  19. Other finance responsibilities … Council should: • Monitor school accounts to decide if there are opportunities to invest surplus funds to earn interest income • Minimise risk by creating and approving an annual investment policy … e.g. using the High Yield Investment Account

  20. Key relationships • Principal and school council president • President and sub-committee convenors • Between council members • Staff and parents and school council • School council and DEECD

  21. School council processes • In developing the strategic plan and school policies, council should aim to fully consult with the school’s community • Council should schedule all policies for review on a regular basis • A set of standing orders should be developed and implemented by council • This may include a Code of Conduct or protocols for school councillors

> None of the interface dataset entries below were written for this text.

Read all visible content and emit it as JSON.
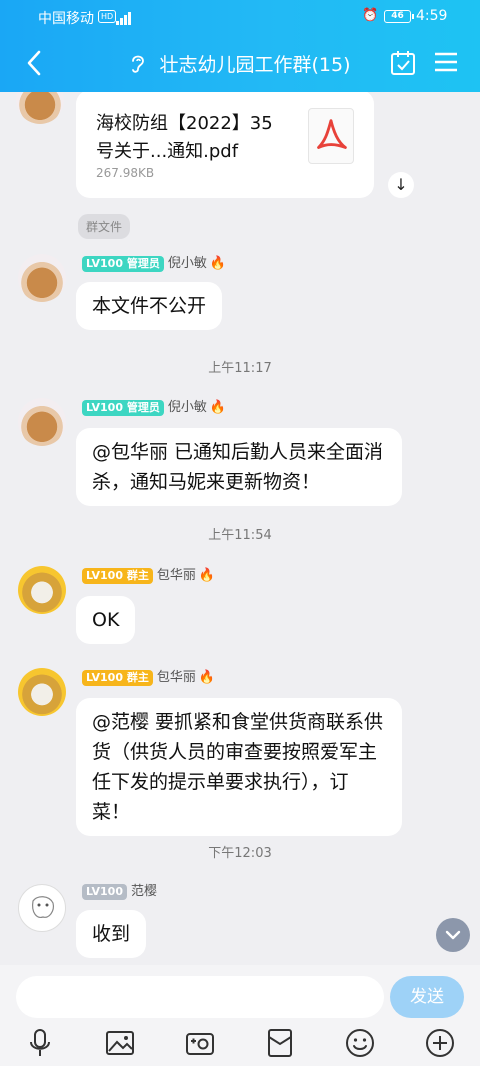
{
  "status_bar": {
    "carrier": "中国移动",
    "hd": "HD",
    "battery": "46",
    "time": "4:59"
  },
  "header": {
    "title": "壮志幼儿园工作群(15)"
  },
  "file_message": {
    "name": "海校防组【2022】35号关于...通知.pdf",
    "size": "267.98KB",
    "tag": "群文件"
  },
  "messages": [
    {
      "level": "LV100",
      "role": "管理员",
      "sender": "倪小敏",
      "text": "本文件不公开"
    },
    {
      "timestamp": "上午11:17"
    },
    {
      "level": "LV100",
      "role": "管理员",
      "sender": "倪小敏",
      "text": "@包华丽 已通知后勤人员来全面消杀，通知马妮来更新物资！"
    },
    {
      "timestamp": "上午11:54"
    },
    {
      "level": "LV100",
      "role": "群主",
      "sender": "包华丽",
      "text": "OK"
    },
    {
      "level": "LV100",
      "role": "群主",
      "sender": "包华丽",
      "text": "@范樱 要抓紧和食堂供货商联系供货（供货人员的审查要按照爱军主任下发的提示单要求执行），订菜！"
    },
    {
      "timestamp": "下午12:03"
    },
    {
      "level": "LV100",
      "role": "",
      "sender": "范樱",
      "text": "收到"
    }
  ],
  "input": {
    "placeholder": "",
    "send_label": "发送"
  },
  "colors": {
    "header_start": "#1aa7f5",
    "header_end": "#1ec3f3",
    "admin_badge": "#3dd6c2",
    "owner_badge": "#f7b51b",
    "send_button": "#9ed2f7"
  },
  "icons": [
    "back-arrow-icon",
    "hearing-icon",
    "calendar-check-icon",
    "menu-icon",
    "pdf-icon",
    "download-icon",
    "chevron-down-icon",
    "microphone-icon",
    "image-icon",
    "camera-icon",
    "red-packet-icon",
    "emoji-icon",
    "plus-icon"
  ]
}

  22. School Council processes continued • Council should determine processes for receiving data on a regular basis to enable monitoring against the school’s Annual Improvement Plan and to assist in progressively developing the school's annual report • Sub-committees need to be developed to make recommendations to school council & to ensure the wider school community can be involved in the discussion of issues.

  23. Role of the president • Chairperson of all school council meetings • Signatory for school accounts, cheques and contracts as required • Uphold all council decisions and work in partnership with the principal • Ensure council stays focused on improving student learning outcomes

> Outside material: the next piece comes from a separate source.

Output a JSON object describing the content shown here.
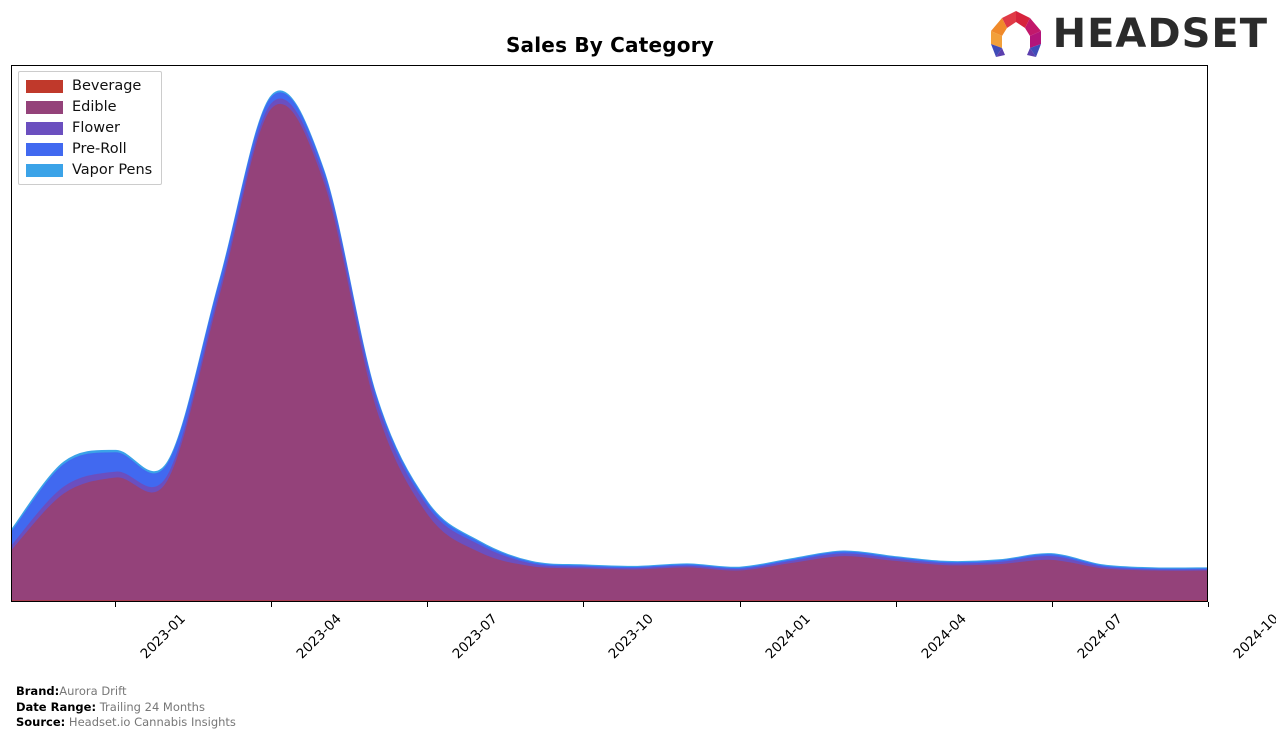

  24. Role of the principal • The principal is the overall educational leader and manager of the school • Executive officer of school council • Accountable for the preparation, implementation and evaluation of the school's strategic plan • The senior DEECD representative for the school

  25. Role of school council members • All councillors need to respect other member's opinions AND support and uphold all council decisions • Parent members bring expertise and views to council on behalf of the whole school community • DEECD members bring educational expertise and views to council on behalf of the whole school community • Community representatives tend to bring individual expertise to assist council in specific decisions

  26. Role of sub-committees • Assist the work of council and report regularly, provide advice and make recommendations to council, which has the final responsibility for decisions • Provide opportunities to involve & utilise the expertise of members of the school community who are not members of school council • It is recommended that all school council have a finance sub-committee • Short term issues are usually considered by a working party

  27. Examples of sub-committees • Environment / grounds / facilities / buildings • Education and policy • Community liaison / community building / community relations • Outside school hours care • Canteen

  28. Professional development available for school councillors • On-line training packages and information sheets • Regional workshops and seminars • Professional development provided by peak school council organisations (e.g. VICCSO, ASCIV)

  29. For more information • http://www.education.vic.gov.au/management/governance/schoolcouncils/role.htm (What is a school council and what does it do?) • http://www.asciv.org.au Association of School Councils in Victoria (ASCIV) • http://www.viccso.org.au Victorian Council of School Organisations (VICCSO)

More Related